The Loonie was a top performer this week thanks to forex traders focusing on a hopeful U.S.-China trade negotiations story to get bullish on oil and higher-yielding currencies.
Canadian Headlines and Economic data
- Canada adds 35,400 jobs in January, led by trade: ADP
- Statistics Canada reports wholesale sales up 0.3 per cent in December
- Poloz Says Bank of Canada Rate Hike Path ‘Highly Uncertain’
- Canadian Retail Sales Fall for Second Month on Gasoline Prices
Major Market Drivers for the Canadian Dollar
Global risk sentiment and counter currency movements were likely the main contributing factors to the Loonie’s relative performance this week as the economic calendar and headlines from Canada were bare through the Thursday session.
For a broad rundown of what drove global risk sentiment, check out my review of this week’s risk sentiment drivers and broad market behavior in my Japanese yen weekly review here. But in short, after a mixed start to the week, broad risk-on sentiment picked up as U.S.-China trade negotiations resumed in the U.S. on Tuesday, and headlines related to the situation through out the week seemed to support the idea that progress towards a deal is happening rather than breaking down to an all out trade war. This included the possibility of a deadline extension for a deal, an outline of a deal is starting to be put together, and China committing to buying $1.2 trillion of U.S. goods.
The Loonie began to go into bull mode in the Tuesday afternoon U.S. session after U.S.-China trade updates began hitting the wires, spending Wednesday and much of Thursday in the green against most majors. Oil (Canada’s main export) also took off higher during this time, which likely supported the Loonie as well:
The Thursday trading session was when we got our first Canadian data and headlines of the week (improved ADP non-farm employment change and positive wholesale sales data), but they didn’t seem to be the main drivers of the Loonie as CAD pairs fell during the U.S. trading session. It was more likely the weak U.S. economic data released that morning returned trader’s focus to the weak global economic data that’s been released in the past few months, sending traders back into risk-off mode, which is not usually that great for the Loonie or oil as can be observed in the one hour overlay chart above of CAD pairs and WTI crude.
It should also be noted too that Bank of Canada Governor Poloz spoke on monetary policy at the Chamber of Commerce of Metropolitan Montreal mid-U.S. session on Thursday, signaling that the BOC was in no rush to hike, which possibly contributed to the bearish moves in Loonie pairs on the day.
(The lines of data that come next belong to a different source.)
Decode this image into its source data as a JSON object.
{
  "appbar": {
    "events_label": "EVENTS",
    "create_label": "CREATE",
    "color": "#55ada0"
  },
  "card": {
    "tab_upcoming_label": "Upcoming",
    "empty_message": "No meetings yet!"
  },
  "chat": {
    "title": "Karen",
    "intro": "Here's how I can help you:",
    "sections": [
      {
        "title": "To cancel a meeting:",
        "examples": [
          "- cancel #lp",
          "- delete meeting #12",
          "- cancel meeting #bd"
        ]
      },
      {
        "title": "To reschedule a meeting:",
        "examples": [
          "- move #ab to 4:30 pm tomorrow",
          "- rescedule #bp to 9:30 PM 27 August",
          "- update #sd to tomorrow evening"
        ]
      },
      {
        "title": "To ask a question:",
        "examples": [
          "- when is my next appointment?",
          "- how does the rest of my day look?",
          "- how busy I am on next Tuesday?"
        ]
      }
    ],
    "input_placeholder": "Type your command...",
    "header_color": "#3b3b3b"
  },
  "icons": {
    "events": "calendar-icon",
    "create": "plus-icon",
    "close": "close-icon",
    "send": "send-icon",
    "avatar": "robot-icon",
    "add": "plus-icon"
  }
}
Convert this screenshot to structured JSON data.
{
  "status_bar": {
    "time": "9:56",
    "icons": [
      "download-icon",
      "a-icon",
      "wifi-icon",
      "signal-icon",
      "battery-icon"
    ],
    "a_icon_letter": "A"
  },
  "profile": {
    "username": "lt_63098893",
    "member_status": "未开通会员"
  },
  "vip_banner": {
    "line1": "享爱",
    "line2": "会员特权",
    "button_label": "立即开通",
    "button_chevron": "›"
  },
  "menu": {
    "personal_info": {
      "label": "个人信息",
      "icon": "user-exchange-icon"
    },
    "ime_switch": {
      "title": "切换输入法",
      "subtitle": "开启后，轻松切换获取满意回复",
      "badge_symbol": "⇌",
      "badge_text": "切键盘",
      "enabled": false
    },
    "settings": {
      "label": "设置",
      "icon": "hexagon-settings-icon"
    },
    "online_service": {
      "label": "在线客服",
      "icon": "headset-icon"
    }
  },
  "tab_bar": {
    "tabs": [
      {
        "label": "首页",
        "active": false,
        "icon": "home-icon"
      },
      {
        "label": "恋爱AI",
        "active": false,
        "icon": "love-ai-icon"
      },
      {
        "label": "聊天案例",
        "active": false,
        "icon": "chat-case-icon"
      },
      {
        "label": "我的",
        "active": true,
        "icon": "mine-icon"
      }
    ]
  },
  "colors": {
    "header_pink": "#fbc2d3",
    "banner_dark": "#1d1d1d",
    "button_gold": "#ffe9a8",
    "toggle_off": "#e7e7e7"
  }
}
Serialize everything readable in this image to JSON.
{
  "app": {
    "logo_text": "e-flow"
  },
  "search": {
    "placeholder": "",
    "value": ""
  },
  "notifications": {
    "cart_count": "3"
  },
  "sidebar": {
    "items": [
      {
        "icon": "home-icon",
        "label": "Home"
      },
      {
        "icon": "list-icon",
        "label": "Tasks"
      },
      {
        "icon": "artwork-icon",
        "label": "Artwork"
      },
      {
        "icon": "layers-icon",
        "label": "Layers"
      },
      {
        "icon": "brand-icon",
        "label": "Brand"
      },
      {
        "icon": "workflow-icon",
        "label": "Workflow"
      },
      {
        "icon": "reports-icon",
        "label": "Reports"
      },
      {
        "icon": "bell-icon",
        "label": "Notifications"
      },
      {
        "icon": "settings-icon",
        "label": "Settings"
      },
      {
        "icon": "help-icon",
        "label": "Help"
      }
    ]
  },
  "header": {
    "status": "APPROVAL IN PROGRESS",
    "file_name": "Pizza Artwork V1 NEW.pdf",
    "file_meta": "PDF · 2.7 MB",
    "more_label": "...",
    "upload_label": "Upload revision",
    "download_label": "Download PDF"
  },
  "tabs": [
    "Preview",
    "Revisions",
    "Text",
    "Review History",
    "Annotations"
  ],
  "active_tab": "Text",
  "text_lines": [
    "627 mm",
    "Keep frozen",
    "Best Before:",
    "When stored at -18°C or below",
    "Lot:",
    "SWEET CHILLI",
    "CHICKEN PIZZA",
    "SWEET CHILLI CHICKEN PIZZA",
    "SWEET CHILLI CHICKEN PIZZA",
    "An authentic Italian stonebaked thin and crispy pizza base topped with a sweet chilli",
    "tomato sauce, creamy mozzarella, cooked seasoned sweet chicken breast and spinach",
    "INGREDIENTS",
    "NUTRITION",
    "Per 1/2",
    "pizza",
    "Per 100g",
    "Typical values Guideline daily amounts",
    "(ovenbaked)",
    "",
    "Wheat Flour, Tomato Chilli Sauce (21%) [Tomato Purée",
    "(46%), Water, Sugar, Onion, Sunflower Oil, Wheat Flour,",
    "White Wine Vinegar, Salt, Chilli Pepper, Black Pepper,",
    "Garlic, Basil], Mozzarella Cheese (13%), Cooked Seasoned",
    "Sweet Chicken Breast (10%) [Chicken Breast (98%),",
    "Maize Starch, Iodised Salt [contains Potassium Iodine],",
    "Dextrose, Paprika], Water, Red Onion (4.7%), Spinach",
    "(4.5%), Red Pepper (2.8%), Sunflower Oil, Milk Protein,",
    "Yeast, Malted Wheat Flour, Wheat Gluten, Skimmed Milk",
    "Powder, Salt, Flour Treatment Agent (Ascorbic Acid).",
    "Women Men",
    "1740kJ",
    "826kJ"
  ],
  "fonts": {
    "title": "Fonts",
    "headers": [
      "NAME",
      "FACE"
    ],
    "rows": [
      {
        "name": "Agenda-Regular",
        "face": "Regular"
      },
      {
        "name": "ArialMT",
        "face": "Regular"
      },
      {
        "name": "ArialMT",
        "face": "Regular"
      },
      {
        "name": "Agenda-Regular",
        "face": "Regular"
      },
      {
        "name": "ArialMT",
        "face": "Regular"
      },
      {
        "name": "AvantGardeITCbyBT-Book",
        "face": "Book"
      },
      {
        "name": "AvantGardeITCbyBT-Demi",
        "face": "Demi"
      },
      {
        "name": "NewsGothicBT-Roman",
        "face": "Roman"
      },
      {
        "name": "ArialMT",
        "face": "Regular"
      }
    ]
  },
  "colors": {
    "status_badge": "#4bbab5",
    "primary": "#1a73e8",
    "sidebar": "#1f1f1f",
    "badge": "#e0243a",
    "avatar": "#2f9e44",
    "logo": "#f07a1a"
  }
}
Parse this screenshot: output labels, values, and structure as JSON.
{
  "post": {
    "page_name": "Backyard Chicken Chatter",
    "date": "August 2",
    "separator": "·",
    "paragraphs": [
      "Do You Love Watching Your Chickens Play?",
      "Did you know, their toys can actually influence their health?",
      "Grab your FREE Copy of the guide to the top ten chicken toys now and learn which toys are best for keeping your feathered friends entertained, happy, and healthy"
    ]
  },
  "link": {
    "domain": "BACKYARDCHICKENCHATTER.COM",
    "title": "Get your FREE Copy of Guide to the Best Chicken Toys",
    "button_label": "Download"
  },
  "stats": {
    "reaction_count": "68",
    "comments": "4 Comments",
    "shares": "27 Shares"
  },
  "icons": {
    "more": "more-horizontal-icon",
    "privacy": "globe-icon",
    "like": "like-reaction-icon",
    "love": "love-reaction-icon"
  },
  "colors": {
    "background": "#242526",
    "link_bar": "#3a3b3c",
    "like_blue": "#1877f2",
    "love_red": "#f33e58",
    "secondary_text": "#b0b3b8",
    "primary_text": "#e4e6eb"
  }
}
Unfortunately for Loonie bears hoping for some downside momentum after Thursday’s price action, risk-on sentiment came back charging to lift risk assets on Friday, again off of U.S.-China trade deal updates, and is likely the reason why most CAD pairs ignored the mixed but mostly net weak Canadian retail sales data during the morning U.S. trading session. CAD pairs traded mixed during the release with the Loonie moving mostly higher after the event to end the week solidly beating most of the major currencies.